The higher levels of an organization often struggle to keep track of the work they direct. A different set of obligations keeps them out of the day-to-day work and challenges project teams face. When adopting Agile, this gap can become even larger due to a separation of leadership values from team values.
Flat management systems are producing benefits for a growing number of organizations that thrive on innovation and rapid change. By reducing their management hierarchies, they have democratized decision-making, spurred creative problem-solving and fostered greater trust in the workplace. Here’s how and why it works.
We solve our uncertainties with more process. We believe that we get a better grip on reality by having a process that dissects one step into more steps, and then asks everyone to check, verify and analyze. This doesn’t work. Try a lean-and-mean approach instead.
Sustainability has become increasingly important to organizations as both a business objective and a necessary constraint. But what does it mean? And how should it be included in the risk process? Here are five areas that should be considered.
Complex projects feature interconnections and dependencies that create unpredictability and particular types of unforeseeable or emergent risks. To cope with these special challenges, we must go beyond traditional risk management processes and develop flexibility and resilience at multiple levels.
A new guide from Project Management Institute helps practitioners and organizations understand and address complexity in projects, including sections on alignment, behavior, standards and developing an action plan.

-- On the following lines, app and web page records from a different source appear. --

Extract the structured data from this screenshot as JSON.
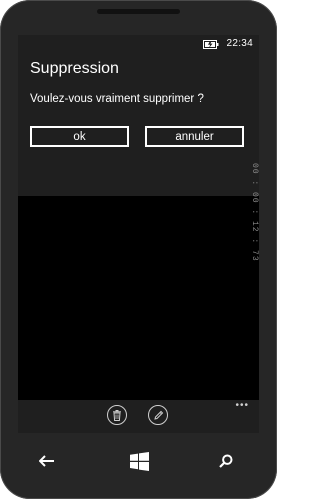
{
  "status_bar": {
    "time": "22:34",
    "battery_icon": "battery-charging-icon"
  },
  "dialog": {
    "title": "Suppression",
    "message": "Voulez-vous vraiment supprimer ?",
    "buttons": {
      "ok": "ok",
      "cancel": "annuler"
    }
  },
  "side_text": "00 : 00 : 12 : 73",
  "app_bar": {
    "buttons": [
      {
        "icon": "trash-icon"
      },
      {
        "icon": "pencil-icon"
      }
    ],
    "more": "•••"
  },
  "nav_bar": {
    "back_icon": "back-arrow-icon",
    "start_icon": "windows-start-icon",
    "search_icon": "search-icon"
  },
  "colors": {
    "background": "#000000",
    "dialog": "#1f1f1f",
    "text": "#ffffff",
    "phone_body": "#262626"
  }
}
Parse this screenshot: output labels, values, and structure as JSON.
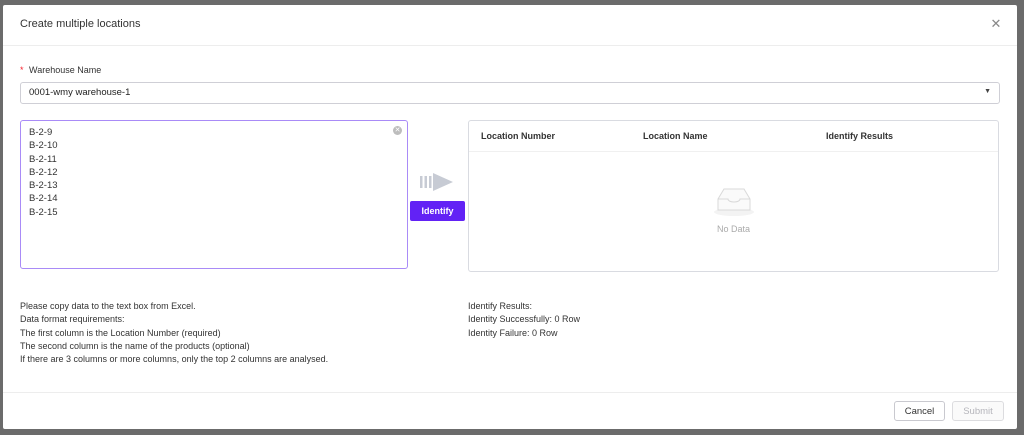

Organizations must fully integrate sustainability and social responsibility into their strategic goals and initiatives or they won’t survive the 21st Century. That’s the message from former PMI CEO Greg Balestrero, co-author of a new book that makes a compelling case for change, with a practical roadmap to see it through.
Management reserves address the fact that not all project risks can be identified up front — the “unknown unknowns.” Many organizations fail to recognize the need for these reserves, and many more set them arbitrarily. But ignoring the importance of reserves is a risk in itself, and guessing how much to allocate for them is just bad management.
One of the keys to building a project portfolio management program that is embraced by the entire organization is the establishment of a common set of project artifacts. To get started, here are downloadable samples of six key artifacts, including the project brief, plan, status report, delay report, health bulletin and interdependency journal.
Project management continues to be an ever-changing dynamic, influenced by technology, globalization and lessons learned from past and current practices. Here are five important trends that successful organizations are incorporating into their project management practices.